We’ve all had something like this happen to us at one time in our lives: you’re running a few minutes late for work and then there is an accident up ahead, and suddenly you’re really late. If you live in a state with the two seasons, “winter” and “construction”, it’s more than likely that 30 cars will be backed up waiting to pass a parking cone on the expressway, but I digress. Either way, you didn’t see this coming. Life blind-sides you sometimes.

Oftentimes the aforementioned bad ways this can happen tend to stick out in our brains, but sometimes good things can stumble upon us too. For instance, if you stop by the gas station for a pack of gum and on a whim happen to buy a winning lottery ticket, or meet the love of your life. You can have plans, deadlines and goals, then *WHAM*, the ultimate game-changer comes into play. We’ve all had those moments where we wish the world would swallow us whole; sent that text or email you can’t unsend, said that thing you regretted instantly. It’s been said that it isn’t the great moments that define us, but rather how we react and cope with them. However, from getting handed the opportunity of a lifetime to traveling the globe to losing your house in a flash flood, you can never be fully prepared for how things will change moving forward, and the best you can do is handle them with dignity and grace.

Business is no different. A client that has been with you for decades can decide to “go a different route,” or that big presentation you need to seal the deal might get eaten by your laptop as you sit on the tarmac on your way to speak. One of the best lessons you can learn for business and for life is how to roll with the punches and recover.
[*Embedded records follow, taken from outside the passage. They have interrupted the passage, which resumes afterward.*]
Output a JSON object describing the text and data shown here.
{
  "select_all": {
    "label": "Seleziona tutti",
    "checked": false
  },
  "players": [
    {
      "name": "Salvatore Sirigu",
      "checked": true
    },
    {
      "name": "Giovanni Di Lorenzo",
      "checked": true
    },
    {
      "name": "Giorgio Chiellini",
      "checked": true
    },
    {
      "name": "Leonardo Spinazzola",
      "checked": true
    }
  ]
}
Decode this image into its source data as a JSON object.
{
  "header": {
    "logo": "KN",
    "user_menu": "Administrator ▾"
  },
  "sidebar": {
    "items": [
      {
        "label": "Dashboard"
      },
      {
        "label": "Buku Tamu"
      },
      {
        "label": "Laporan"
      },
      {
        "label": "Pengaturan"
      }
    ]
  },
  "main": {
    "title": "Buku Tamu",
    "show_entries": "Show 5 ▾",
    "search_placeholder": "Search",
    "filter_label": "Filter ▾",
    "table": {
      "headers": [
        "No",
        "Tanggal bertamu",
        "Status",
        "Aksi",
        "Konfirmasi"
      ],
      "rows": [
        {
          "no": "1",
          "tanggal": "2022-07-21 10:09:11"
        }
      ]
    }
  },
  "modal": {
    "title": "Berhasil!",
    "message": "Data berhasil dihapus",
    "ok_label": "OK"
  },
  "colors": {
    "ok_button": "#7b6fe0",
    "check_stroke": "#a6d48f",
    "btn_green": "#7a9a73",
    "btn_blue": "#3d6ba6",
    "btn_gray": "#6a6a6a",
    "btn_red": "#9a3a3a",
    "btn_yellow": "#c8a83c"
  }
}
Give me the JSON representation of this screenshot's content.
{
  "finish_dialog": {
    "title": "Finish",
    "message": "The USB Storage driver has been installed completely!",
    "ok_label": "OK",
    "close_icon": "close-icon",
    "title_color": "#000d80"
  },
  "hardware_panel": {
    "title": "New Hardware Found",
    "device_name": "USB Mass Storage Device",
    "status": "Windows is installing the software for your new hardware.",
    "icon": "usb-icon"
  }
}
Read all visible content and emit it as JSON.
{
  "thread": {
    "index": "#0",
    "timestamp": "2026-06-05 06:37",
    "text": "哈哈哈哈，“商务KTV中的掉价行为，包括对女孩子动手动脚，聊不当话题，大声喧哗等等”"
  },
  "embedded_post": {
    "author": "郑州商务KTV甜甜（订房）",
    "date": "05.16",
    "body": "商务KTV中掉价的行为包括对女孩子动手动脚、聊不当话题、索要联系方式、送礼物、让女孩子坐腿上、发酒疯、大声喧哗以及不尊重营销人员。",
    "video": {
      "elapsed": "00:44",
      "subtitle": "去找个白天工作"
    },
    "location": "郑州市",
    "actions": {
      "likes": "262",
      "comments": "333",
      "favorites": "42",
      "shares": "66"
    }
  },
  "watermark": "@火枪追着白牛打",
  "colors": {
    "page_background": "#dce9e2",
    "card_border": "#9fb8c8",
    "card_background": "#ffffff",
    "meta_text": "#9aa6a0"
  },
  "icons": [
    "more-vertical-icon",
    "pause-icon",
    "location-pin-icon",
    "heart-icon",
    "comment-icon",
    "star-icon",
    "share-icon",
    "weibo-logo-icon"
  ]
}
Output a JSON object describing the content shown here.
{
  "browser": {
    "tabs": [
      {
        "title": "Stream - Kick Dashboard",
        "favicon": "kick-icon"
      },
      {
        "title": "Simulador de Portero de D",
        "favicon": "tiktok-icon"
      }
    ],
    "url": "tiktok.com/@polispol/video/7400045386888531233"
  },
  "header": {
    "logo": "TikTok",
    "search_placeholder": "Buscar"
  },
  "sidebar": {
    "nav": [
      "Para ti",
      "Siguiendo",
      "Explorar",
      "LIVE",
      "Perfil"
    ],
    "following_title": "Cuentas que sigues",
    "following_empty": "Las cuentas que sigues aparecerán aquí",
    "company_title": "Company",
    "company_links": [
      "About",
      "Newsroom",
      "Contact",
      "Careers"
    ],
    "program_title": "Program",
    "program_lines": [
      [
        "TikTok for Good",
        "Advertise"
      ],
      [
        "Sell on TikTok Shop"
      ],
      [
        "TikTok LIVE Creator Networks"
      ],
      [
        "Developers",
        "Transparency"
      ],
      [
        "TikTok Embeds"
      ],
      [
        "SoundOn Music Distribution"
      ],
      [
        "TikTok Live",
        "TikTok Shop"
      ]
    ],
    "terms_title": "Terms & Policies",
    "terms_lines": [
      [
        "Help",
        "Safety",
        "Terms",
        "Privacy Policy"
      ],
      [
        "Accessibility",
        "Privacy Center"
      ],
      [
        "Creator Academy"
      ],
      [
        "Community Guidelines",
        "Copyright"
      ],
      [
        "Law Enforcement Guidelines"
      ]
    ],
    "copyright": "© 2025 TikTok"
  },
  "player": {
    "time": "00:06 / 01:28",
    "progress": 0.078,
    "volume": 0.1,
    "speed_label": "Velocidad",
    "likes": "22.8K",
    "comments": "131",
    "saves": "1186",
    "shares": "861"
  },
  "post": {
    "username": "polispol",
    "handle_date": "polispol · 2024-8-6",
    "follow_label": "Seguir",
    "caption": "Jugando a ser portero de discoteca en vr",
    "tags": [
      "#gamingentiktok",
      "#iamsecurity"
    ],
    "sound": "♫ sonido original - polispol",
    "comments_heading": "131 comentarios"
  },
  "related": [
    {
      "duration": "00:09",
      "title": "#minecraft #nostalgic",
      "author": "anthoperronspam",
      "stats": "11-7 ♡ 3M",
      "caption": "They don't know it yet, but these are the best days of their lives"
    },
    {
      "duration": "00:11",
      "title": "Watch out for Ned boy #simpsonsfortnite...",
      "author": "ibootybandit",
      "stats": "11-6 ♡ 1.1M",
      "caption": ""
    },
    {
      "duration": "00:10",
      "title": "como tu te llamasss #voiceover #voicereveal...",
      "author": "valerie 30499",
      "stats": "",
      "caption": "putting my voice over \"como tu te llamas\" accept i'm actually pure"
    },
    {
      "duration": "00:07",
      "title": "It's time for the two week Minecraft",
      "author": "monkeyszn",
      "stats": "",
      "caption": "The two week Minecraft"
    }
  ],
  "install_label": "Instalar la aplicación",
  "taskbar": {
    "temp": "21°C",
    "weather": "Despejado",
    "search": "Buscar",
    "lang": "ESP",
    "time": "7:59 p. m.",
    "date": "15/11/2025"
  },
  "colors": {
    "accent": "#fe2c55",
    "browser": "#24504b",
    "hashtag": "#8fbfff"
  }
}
Some things I’ve noticed in the people I have come to respect in the business world are:

  • Own your mistakes. Don’t expect others to fall on the sword for you and point fingers; it’s counter-productive to fixing the problem and you really can learn from it in the long run. It doesn’t matter whose fault it was. Raise your hand, say “it was me” and find a way to fix it. Mistakes make you human, owning them makes you a good human.
  • Respect the people you work for and who work for and with you and listen to the opinions of everyone above and below you. There is a reason that person above you is the CEO, Director or Supervisor; they got there through hard-work and experience. You can learn from them even if they are the occasional bad egg (learn what NOT to do from them). And if they are a fresh-faced intern, listen to them too, they may not understand yet why it “won’t work”, but they may have a new idea and perspective you’ve never thought of.
  • Six degrees of Kevin Bacon isn’t just a game. Everyone knows someone who knows someone you know. Own your personal brand. Yes you! You are John or Jane Doe, and you work for XYZ Inc., both of those define your brand, so even if you aren’t an incredibly altruistic person by default, consider how others view you.
  • Be someone others want to work with. Throw yourself into what you do and that passion will rub off. If you can end every day with the knowledge you accomplished something that is a good feeling. Be it knocking that winning proposal out of the park, getting the word out about your brand, or serving your customer or client; feel proud about the things you do, even the little things, and appreciate those around you who do the same.

These four things are integral to being the kind of person others want to work with, someone who can tackle the world. I apologize here for the shameless plug, or maybe not, but if you give Oneupweb a call, I guarantee you will be working with some of the industry’s leading digital rock-stars and you won’t have to tackle your company’s issues alone. And if you want even more insight into how to grow your business, move forward and “be relentless,” then pencil us in on May 4th and see what all the talk is about.